Additionally, the reason for the superior hydrogen gas-sensing properties of the hexagonal plate-like morphology of AlN compared with the morphologies was investigated. As previously discussed, the AlN with hexagonal plate-like morphology may have an exposed surface facet of (001), which may also be favorable for hydrogen gas adsorption. Strak and co-workers  revealed that the N2 and H2 gases were strongly adsorbed to a clean (001) exposed surface plane of hexagonal wurtzite-type AlN. They suggested that N and H adatoms were attached to the Al-terminated surface with very low adsorption energy, indicating their favorability. In another study, upon the introduction of H2 molecules to the surface of AlN with a (001) plane, the H2 molecules were adsorbed on top of the Al site, with a binding energy of 0.212 eV/H2 and a distance of 0.2179 nm . These findings strongly support our hypothesis, and thus the possible mechanism may also be applicable for these morphologies.
Morphology control of aluminum nitride (AlN) for a novel high-temperature hydrogen sensor
23 March 2020
Revised: 3 July 2020
Accepted: 13 July 2020
Available online: 15 July 2020
Abstract: Hydrogen is a promising renewable energy source for fossil-free transportation and electrical energy generation.
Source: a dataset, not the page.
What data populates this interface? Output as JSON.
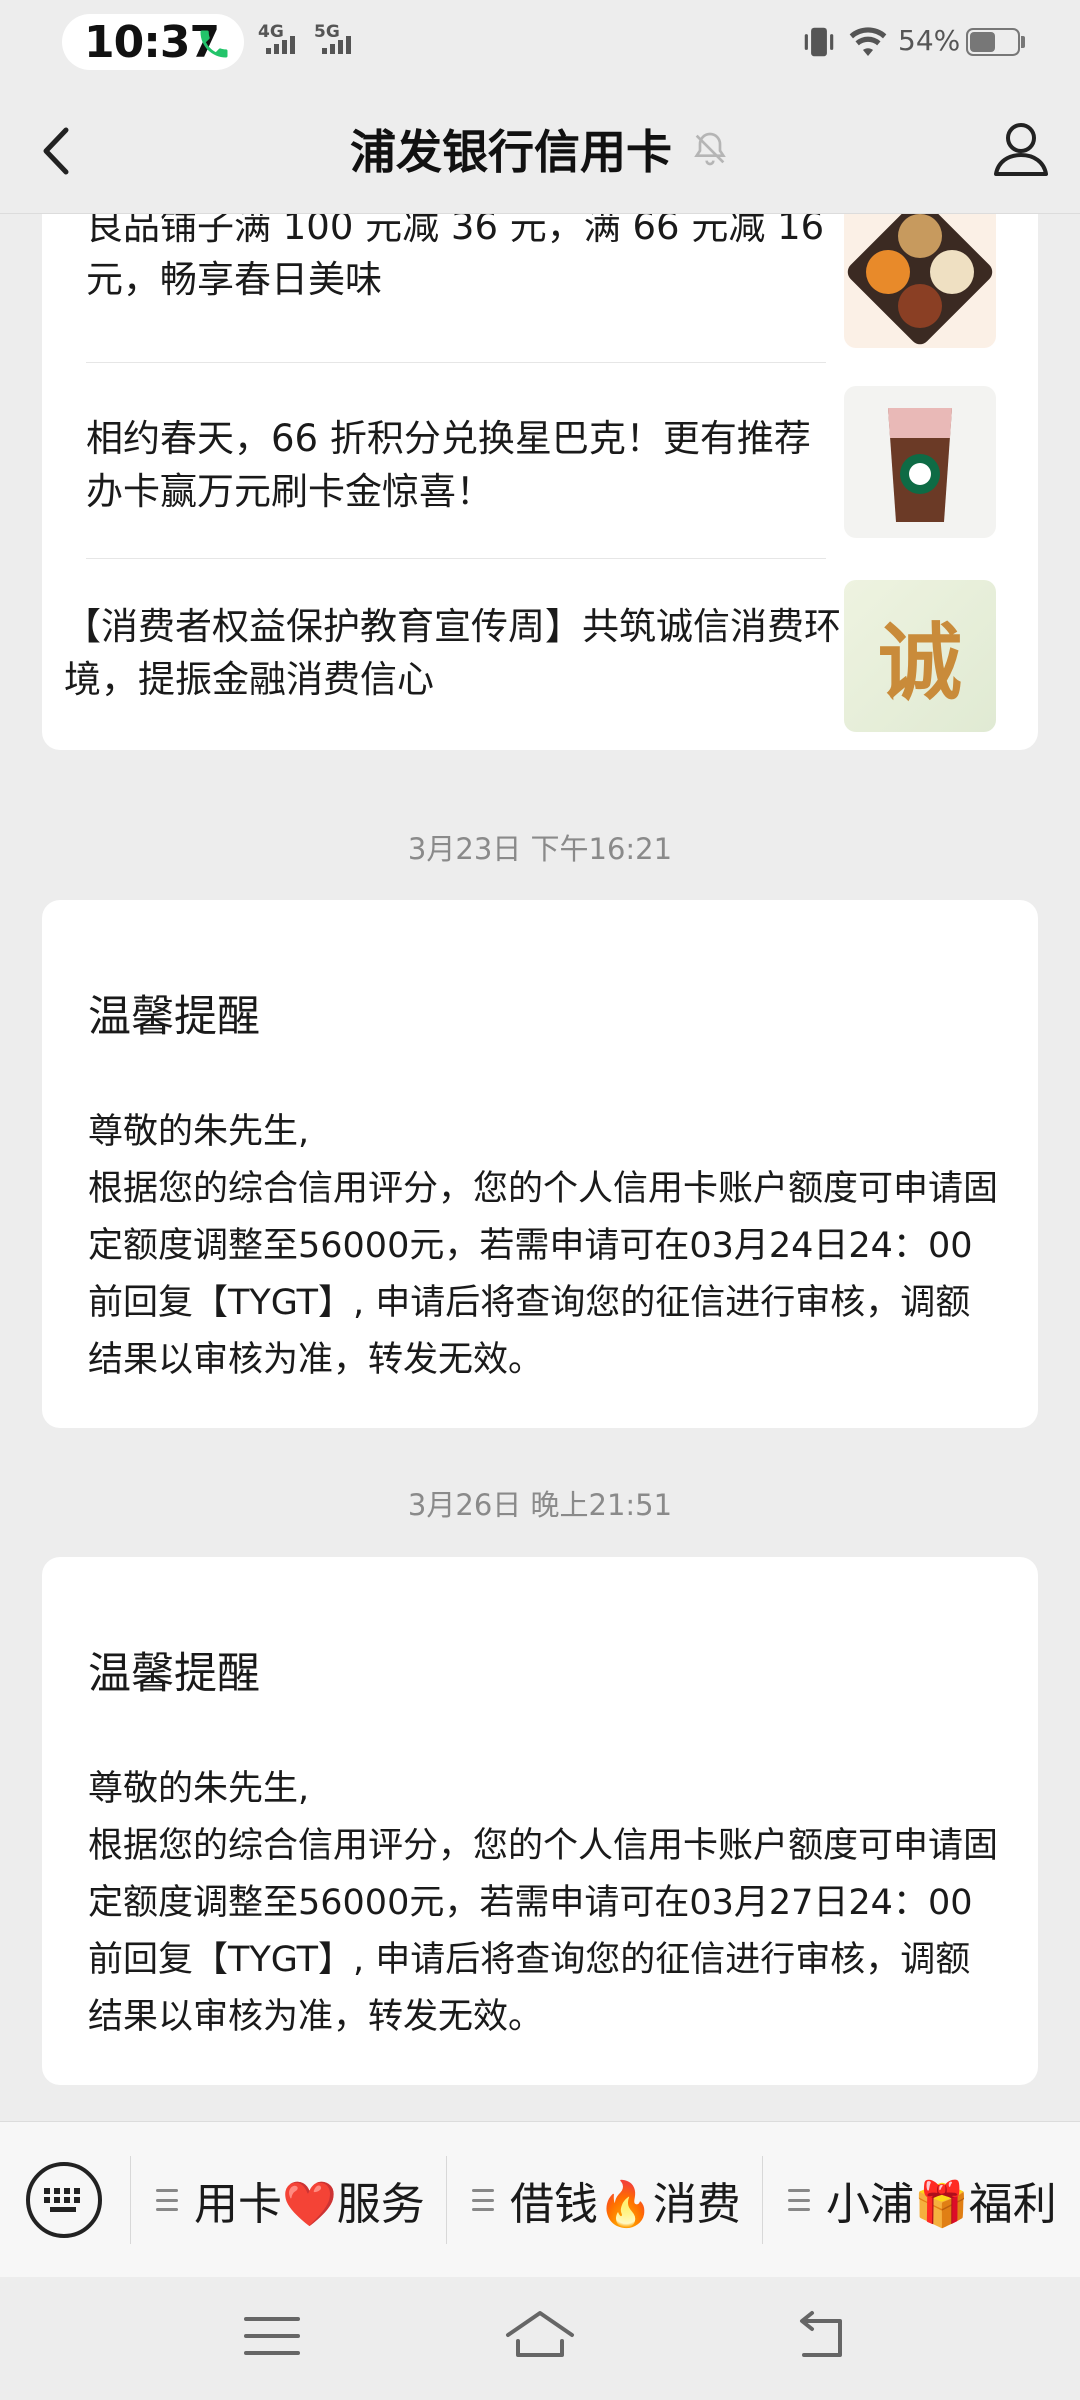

However, leaking hydrogen in high-temperature production processes can cause an explosion, which endangers production workers and surrounding areas. To detect leaks early, we used a sensor material based on a wide bandgap aluminum nitride (AlN) that can withstand a high-temperature environment. Three unique AlN morphologies (rod-like, nest-like, and hexagonal plate-like) were synthesized by a direct nitridation method at 1400°C using γ-AlOOH as a precursor. The gas-sensing performance shows that a hexagonal plate-like morphology exhibited p-type sensing behavior and showed good repeatability as well as the highest response (S = 58.7) toward a 750 ppm leak of H2 gas at high temperature (500°C) compared with the rod-like and nest-like morphologies. Furthermore, the hexagonal plate-like morphology showed fast response and recovery times of 40 and 82 s, respectively. The surface facet of the hexagonal morphology of AlN might be energetically favorable for gas adsorption–desorption for enhanced hydrogen detection.